▸ **Problem**
Among the entries below, please show each line that carries the word "data".
### Material shown ###
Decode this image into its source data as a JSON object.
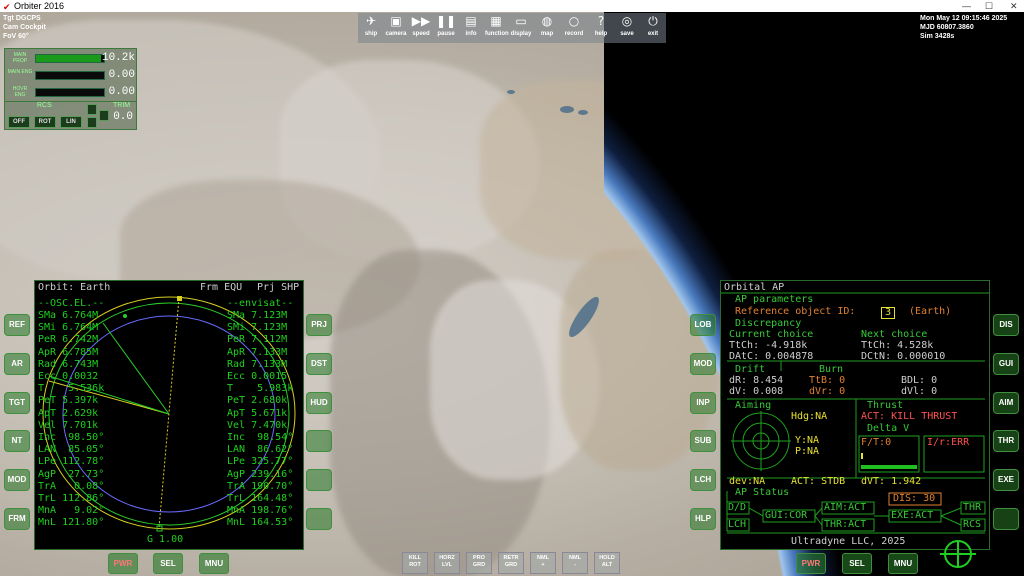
{
  "window": {
    "title": "Orbiter 2016"
  },
  "hud_topleft": {
    "target": "Tgt  DGCPS",
    "camera": "Cam Cockpit",
    "fov": "FoV  60°"
  },
  "hud_topright": {
    "date": "Mon May 12 09:15:46 2025",
    "mjd": "MJD  60807.3860",
    "sim": "Sim   3428s"
  },
  "toolbar": [
    {
      "label": "ship",
      "icon": "✈"
    },
    {
      "label": "camera",
      "icon": "▣"
    },
    {
      "label": "speed",
      "icon": "▶▶"
    },
    {
      "label": "pause",
      "icon": "❚❚"
    },
    {
      "label": "info",
      "icon": "▤"
    },
    {
      "label": "function",
      "icon": "▦"
    },
    {
      "label": "display",
      "icon": "▭"
    },
    {
      "label": "map",
      "icon": "◍"
    },
    {
      "label": "record",
      "icon": "○"
    },
    {
      "label": "help",
      "icon": "?"
    },
    {
      "label": "save",
      "icon": "◎"
    },
    {
      "label": "exit",
      "icon": "⏻"
    }
  ],
  "engines": [
    {
      "label": "MAIN PROP",
      "value": "10.2k",
      "fill": 0.95
    },
    {
      "label": "MAIN ENG",
      "value": "0.00",
      "fill": 0
    },
    {
      "label": "HOVR ENG",
      "value": "0.00",
      "fill": 0
    }
  ],
  "rcs": {
    "label": "RCS",
    "trim_label": "TRIM",
    "trim_value": "0.0",
    "buttons": [
      "OFF",
      "ROT",
      "LIN"
    ]
  },
  "left_mfd": {
    "header": "Orbit: Earth",
    "frm": "Frm EQU",
    "prj": "Prj SHP",
    "left_title": "--OSC.EL.--",
    "right_title": "--envisat--",
    "left_rows": [
      "SMa 6.764M",
      "SMi 6.764M",
      "PeR 6.742M",
      "ApR 6.785M",
      "Rad 6.743M",
      "Ecc 0.0032",
      "T    5.536k",
      "PeT 5.397k",
      "ApT 2.629k",
      "Vel 7.701k",
      "Inc  98.50°",
      "LAN  85.05°",
      "LPe 112.78°",
      "AgP  27.73°",
      "TrA   0.08°",
      "TrL 112.86°",
      "MnA   9.02°",
      "MnL 121.80°"
    ],
    "right_rows": [
      "SMa 7.123M",
      "SMi 7.123M",
      "PeR 7.112M",
      "ApR 7.133M",
      "Rad 7.133M",
      "Ecc 0.0015",
      "T    5.983k",
      "PeT 2.680k",
      "ApT 5.671k",
      "Vel 7.470k",
      "Inc  98.54°",
      "LAN  86.62°",
      "LPe 325.77°",
      "AgP 239.16°",
      "TrA 190.70°",
      "TrL 164.48°",
      "MnA 198.76°",
      "MnL 164.53°"
    ],
    "footer": "G 1.00",
    "side_left": [
      "REF",
      "AR",
      "TGT",
      "NT",
      "MOD",
      "FRM"
    ],
    "side_right": [
      "PRJ",
      "DST",
      "HUD",
      "",
      "",
      ""
    ]
  },
  "right_mfd": {
    "header": "Orbital AP",
    "ap_parameters": "AP parameters",
    "ref_label": "Reference object ID:",
    "ref_id": "3",
    "ref_name": "(Earth)",
    "discrepancy": "Discrepancy",
    "current_choice": "Current choice",
    "next_choice": "Next choice",
    "ttch_cur": "TtCh: -4.918k",
    "ttch_next": "TtCh: 4.528k",
    "datc": "DAtC: 0.004878",
    "dctn": "DCtN: 0.000010",
    "drift": "Drift",
    "burn": "Burn",
    "dr": "dR: 8.454",
    "tb": "TtB: 0",
    "bdl": "BDL: 0",
    "dv": "dV: 0.008",
    "dvr": "dVr: 0",
    "dvl": "dVl: 0",
    "aiming": "Aiming",
    "hdg": "Hdg:NA",
    "y": "Y:NA",
    "p": "P:NA",
    "dev": "dev:NA",
    "thrust": "Thrust",
    "act": "ACT: KILL THRUST",
    "delta_v": "Delta V",
    "ft": "F/T:0",
    "ir": "I/r:ERR",
    "act_stdb": "ACT: STDB",
    "dvt": "dVT: 1.942",
    "ap_status": "AP Status",
    "dis": "DIS: 30",
    "dd": "D/D",
    "lch": "LCH",
    "gui": "GUI:COR",
    "aim": "AIM:ACT",
    "thr": "THR:ACT",
    "exe": "EXE:ACT",
    "thr2": "THR",
    "rcs2": "RCS",
    "footer": "Ultradyne LLC, 2025",
    "side_left": [
      "LOB",
      "MOD",
      "INP",
      "SUB",
      "LCH",
      "HLP"
    ],
    "side_right": [
      "DIS",
      "GUI",
      "AIM",
      "THR",
      "EXE",
      ""
    ]
  },
  "bottom_left_buttons": [
    "PWR",
    "SEL",
    "MNU"
  ],
  "bottom_right_buttons": [
    "PWR",
    "SEL",
    "MNU"
  ],
  "commands": [
    {
      "top": "KILL",
      "bot": "ROT"
    },
    {
      "top": "HORZ",
      "bot": "LVL"
    },
    {
      "top": "PRO",
      "bot": "GRD"
    },
    {
      "top": "RETR",
      "bot": "GRD"
    },
    {
      "top": "NML",
      "bot": "+"
    },
    {
      "top": "NML",
      "bot": "-"
    },
    {
      "top": "HOLD",
      "bot": "ALT"
    }
  ]
}
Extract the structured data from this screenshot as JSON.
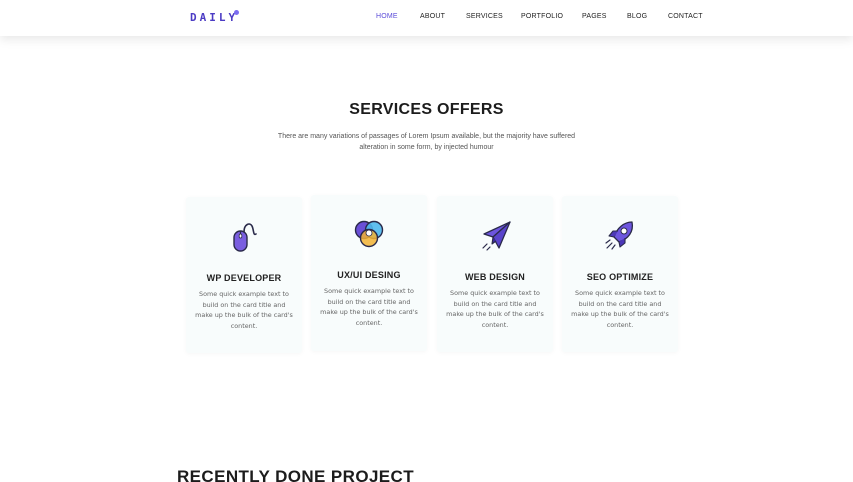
{
  "brand": {
    "logo_text": "DAILY"
  },
  "nav": {
    "items": [
      {
        "label": "HOME",
        "active": true
      },
      {
        "label": "ABOUT",
        "active": false
      },
      {
        "label": "SERVICES",
        "active": false
      },
      {
        "label": "PORTFOLIO",
        "active": false
      },
      {
        "label": "PAGES",
        "active": false
      },
      {
        "label": "BLOG",
        "active": false
      },
      {
        "label": "CONTACT",
        "active": false
      }
    ]
  },
  "services": {
    "title": "SERVICES OFFERS",
    "subtitle": "There are many variations of passages of Lorem Ipsum available, but the majority have suffered alteration in some form, by injected humour",
    "cards": [
      {
        "icon": "mouse-icon",
        "title": "WP DEVELOPER",
        "text": "Some quick example text to build on the card title and make up the bulk of the card's content."
      },
      {
        "icon": "color-circles-icon",
        "title": "UX/UI DESING",
        "text": "Some quick example text to build on the card title and make up the bulk of the card's content."
      },
      {
        "icon": "paper-plane-icon",
        "title": "WEB DESIGN",
        "text": "Some quick example text to build on the card title and make up the bulk of the card's content."
      },
      {
        "icon": "rocket-icon",
        "title": "SEO OPTIMIZE",
        "text": "Some quick example text to build on the card title and make up the bulk of the card's content."
      }
    ]
  },
  "projects": {
    "title": "RECENTLY DONE PROJECT"
  },
  "colors": {
    "accent": "#5a4ad8",
    "accent_light": "#7b6df0",
    "card_bg": "#f8fcfc"
  }
}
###
▸ **Finished exercise**
Decode this image into its source data as a JSON object.
Extract the structured data from this screenshot as JSON.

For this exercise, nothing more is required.